# What you are asked to do:
Look through the data below, and copy each line that carries the word "title".

+++ Record extracts

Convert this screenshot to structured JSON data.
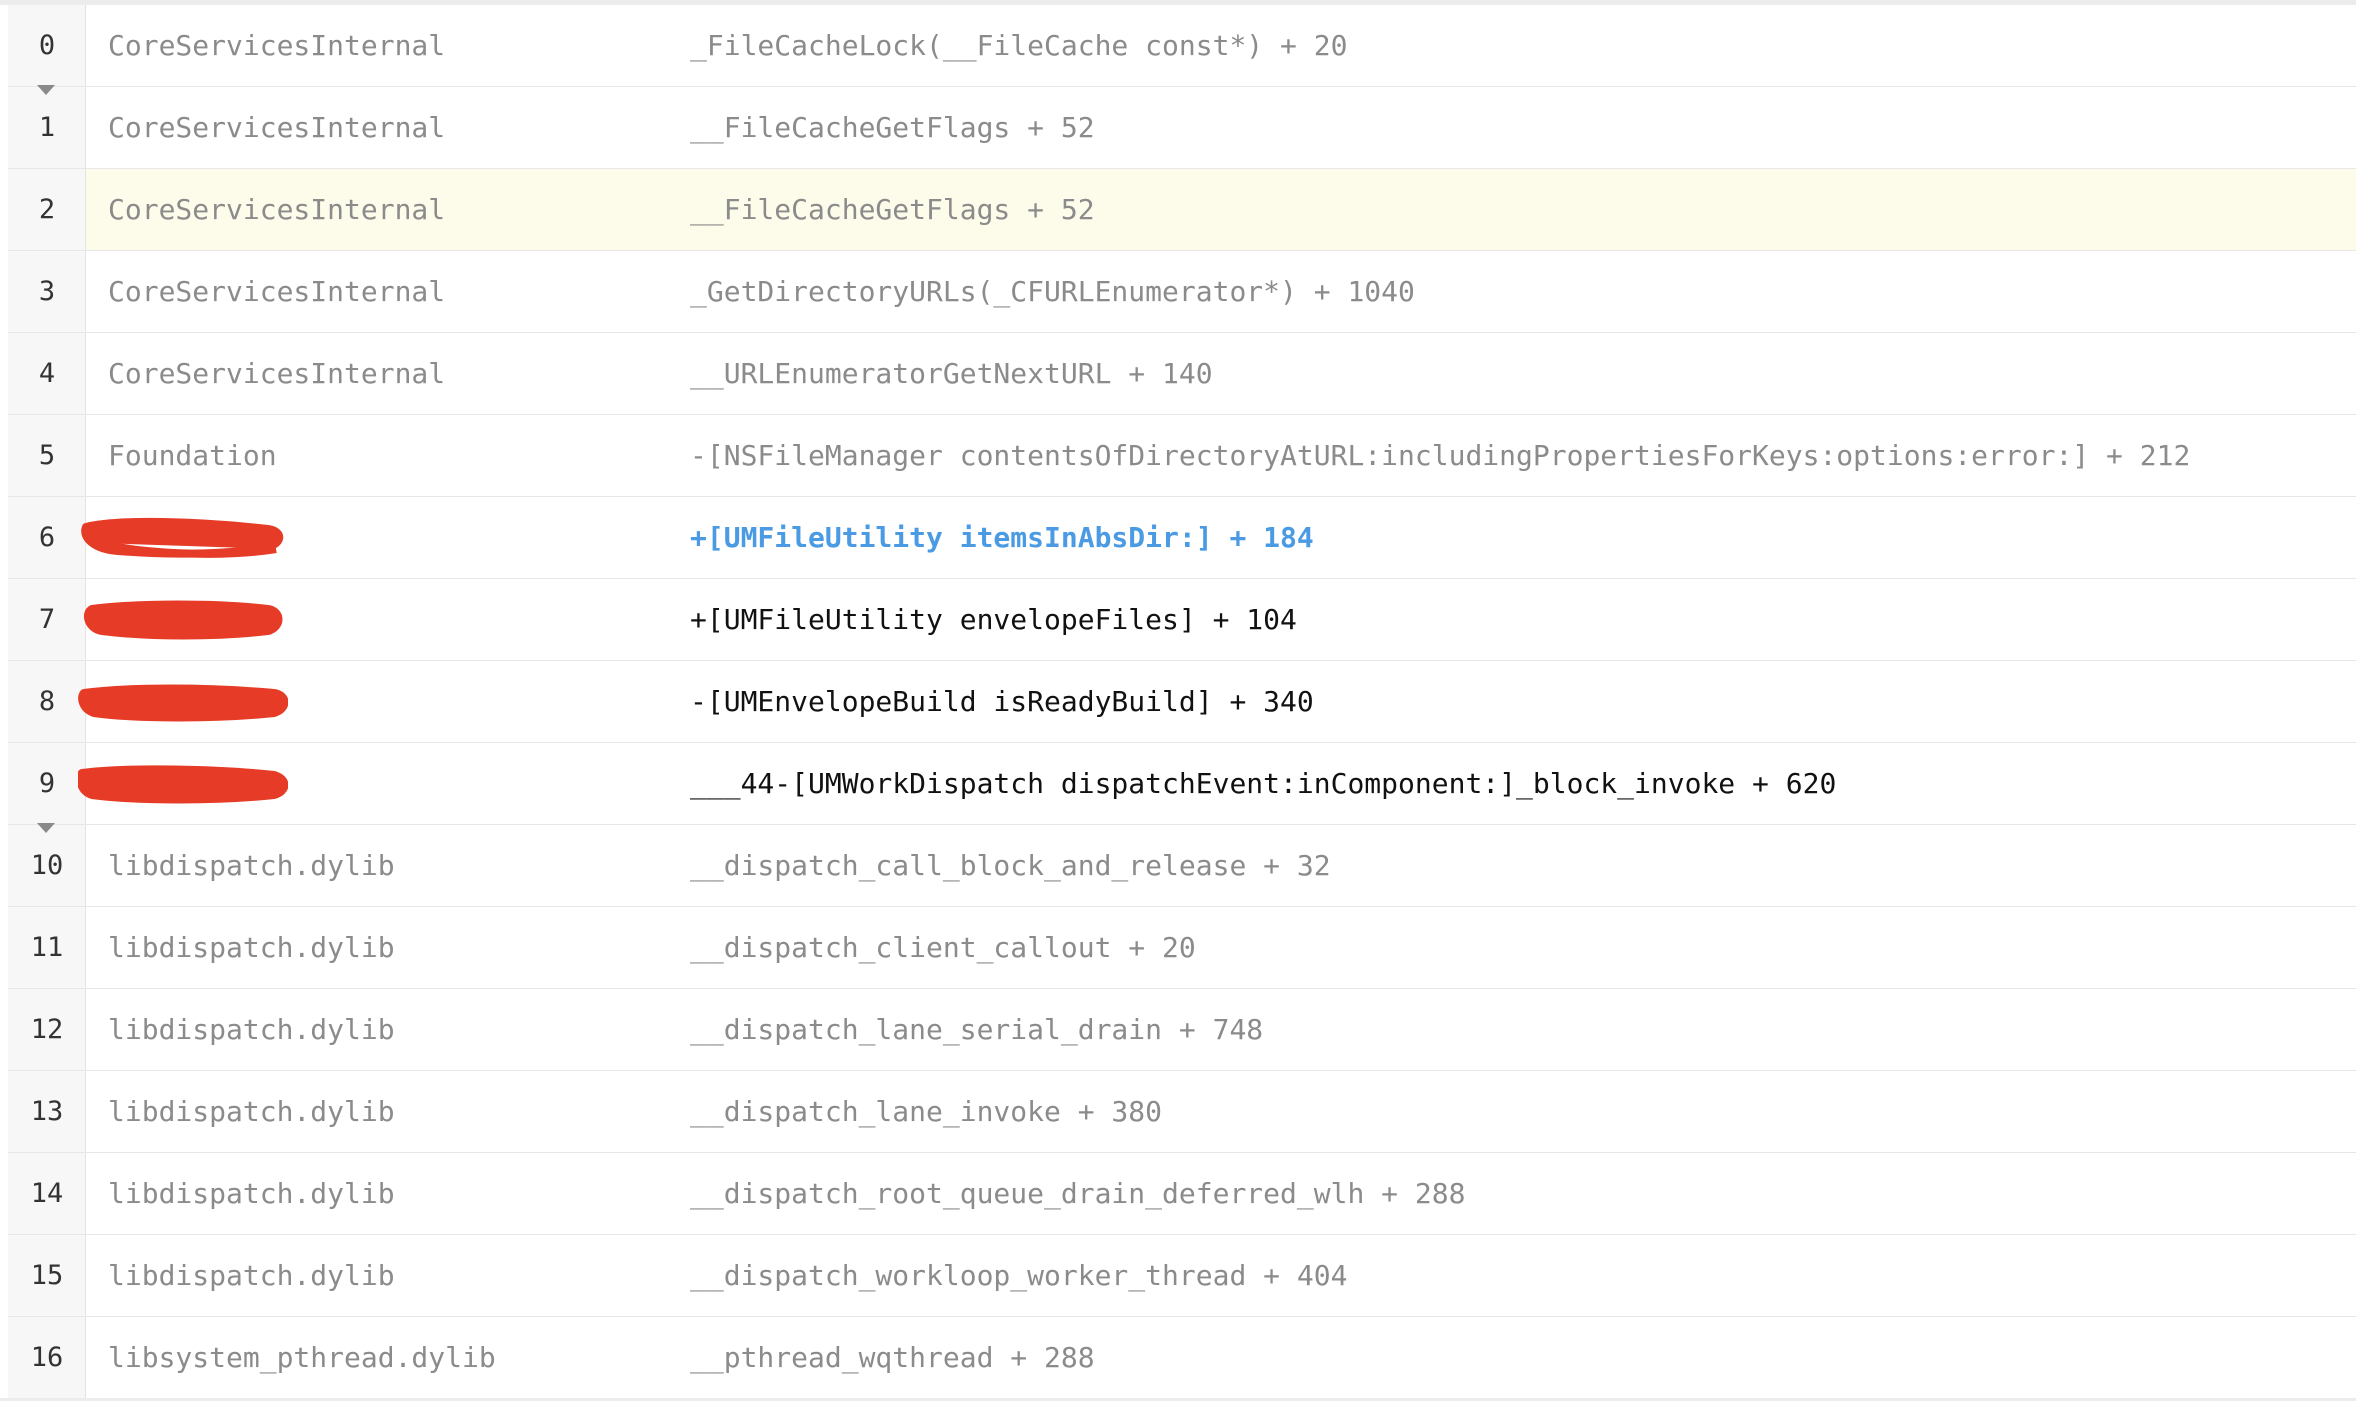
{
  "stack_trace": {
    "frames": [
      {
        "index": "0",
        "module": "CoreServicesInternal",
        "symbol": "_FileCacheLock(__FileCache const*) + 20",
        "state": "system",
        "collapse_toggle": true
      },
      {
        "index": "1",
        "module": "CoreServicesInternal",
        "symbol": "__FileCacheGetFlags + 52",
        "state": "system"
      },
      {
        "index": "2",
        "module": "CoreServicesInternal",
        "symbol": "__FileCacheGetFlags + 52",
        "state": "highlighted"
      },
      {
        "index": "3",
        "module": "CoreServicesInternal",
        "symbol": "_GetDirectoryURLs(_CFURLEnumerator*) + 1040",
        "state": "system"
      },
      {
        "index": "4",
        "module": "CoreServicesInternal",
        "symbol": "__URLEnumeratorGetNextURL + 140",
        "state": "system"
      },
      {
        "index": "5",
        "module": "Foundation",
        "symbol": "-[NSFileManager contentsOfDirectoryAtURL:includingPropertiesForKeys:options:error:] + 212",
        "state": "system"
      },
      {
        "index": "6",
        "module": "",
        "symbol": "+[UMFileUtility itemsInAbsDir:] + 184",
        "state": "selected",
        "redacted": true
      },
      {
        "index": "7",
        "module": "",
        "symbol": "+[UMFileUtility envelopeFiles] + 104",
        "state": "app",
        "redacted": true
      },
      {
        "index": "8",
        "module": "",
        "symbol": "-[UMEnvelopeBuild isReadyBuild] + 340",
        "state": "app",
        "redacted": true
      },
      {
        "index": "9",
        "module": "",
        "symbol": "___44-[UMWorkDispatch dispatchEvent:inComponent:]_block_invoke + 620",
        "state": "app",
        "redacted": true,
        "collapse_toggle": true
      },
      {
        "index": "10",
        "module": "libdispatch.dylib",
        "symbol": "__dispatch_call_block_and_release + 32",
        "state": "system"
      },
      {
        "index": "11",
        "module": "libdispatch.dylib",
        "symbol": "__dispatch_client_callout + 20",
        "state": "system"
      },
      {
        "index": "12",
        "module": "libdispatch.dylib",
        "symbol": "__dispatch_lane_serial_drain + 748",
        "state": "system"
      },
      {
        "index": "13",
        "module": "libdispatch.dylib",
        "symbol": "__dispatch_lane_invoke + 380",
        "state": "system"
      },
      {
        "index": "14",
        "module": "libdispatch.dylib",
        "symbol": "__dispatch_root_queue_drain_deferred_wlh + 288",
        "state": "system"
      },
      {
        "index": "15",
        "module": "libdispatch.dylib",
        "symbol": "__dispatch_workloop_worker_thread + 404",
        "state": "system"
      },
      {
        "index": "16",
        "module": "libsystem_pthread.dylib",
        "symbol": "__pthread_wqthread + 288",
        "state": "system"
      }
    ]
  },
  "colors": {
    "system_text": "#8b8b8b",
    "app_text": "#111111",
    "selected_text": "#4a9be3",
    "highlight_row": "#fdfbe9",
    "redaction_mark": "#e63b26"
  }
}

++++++
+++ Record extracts

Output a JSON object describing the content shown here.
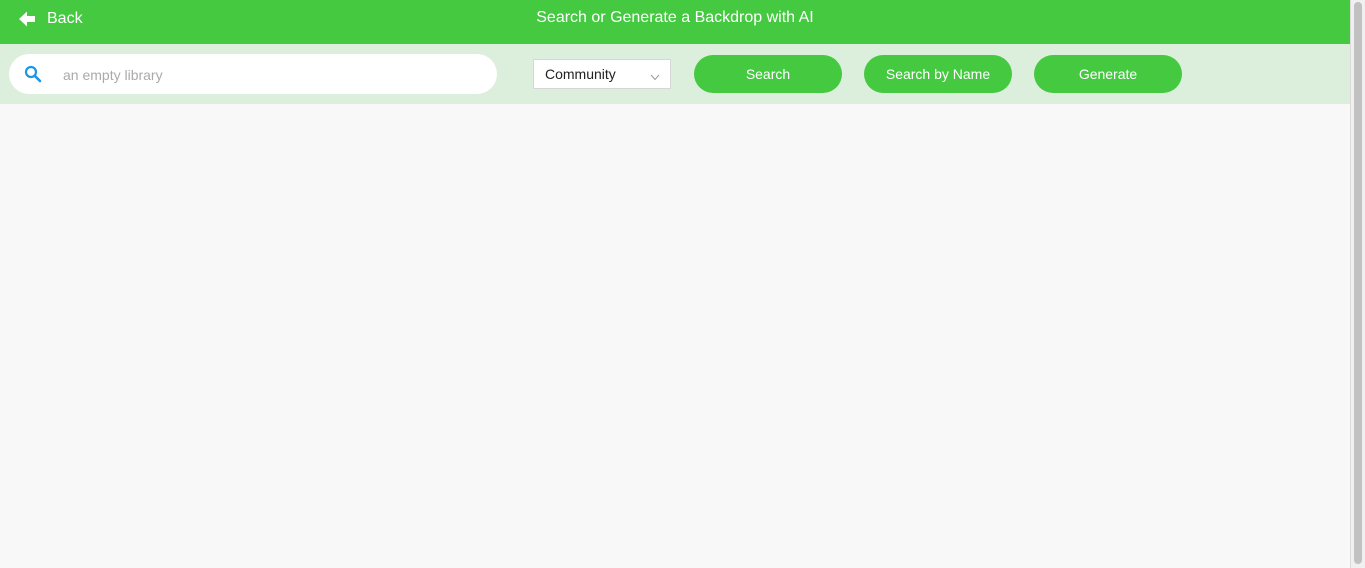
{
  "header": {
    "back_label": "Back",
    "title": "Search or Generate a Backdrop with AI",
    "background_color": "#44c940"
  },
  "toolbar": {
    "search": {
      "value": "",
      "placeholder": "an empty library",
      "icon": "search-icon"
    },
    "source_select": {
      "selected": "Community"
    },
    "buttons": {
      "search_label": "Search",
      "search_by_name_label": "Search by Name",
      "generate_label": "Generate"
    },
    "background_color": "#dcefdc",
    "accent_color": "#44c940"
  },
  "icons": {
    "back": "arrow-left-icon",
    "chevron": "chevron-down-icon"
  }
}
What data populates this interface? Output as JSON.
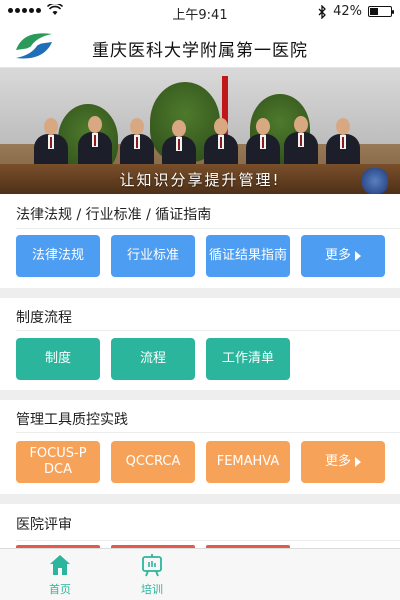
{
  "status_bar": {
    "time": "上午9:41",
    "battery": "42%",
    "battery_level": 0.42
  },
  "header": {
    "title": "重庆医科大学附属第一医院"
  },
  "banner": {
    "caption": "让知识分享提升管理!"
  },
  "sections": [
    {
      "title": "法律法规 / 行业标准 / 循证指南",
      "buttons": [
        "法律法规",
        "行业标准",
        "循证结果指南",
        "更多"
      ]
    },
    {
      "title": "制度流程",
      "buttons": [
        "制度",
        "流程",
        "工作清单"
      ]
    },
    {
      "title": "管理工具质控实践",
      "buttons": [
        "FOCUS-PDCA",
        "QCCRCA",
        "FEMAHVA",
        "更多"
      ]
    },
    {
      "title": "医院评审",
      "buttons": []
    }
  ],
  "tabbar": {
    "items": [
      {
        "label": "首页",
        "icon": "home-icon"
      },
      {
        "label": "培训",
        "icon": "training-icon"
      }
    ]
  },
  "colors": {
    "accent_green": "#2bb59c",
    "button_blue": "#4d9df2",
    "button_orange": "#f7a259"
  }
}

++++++

# Answer to the exercise:
    "title": "Search or Generate a Backdrop with AI",
    "title": "重庆医科大学附属第一医院"
      "title": "法律法规 / 行业标准 / 循证指南",
      "title": "制度流程",
      "title": "管理工具质控实践",
      "title": "医院评审",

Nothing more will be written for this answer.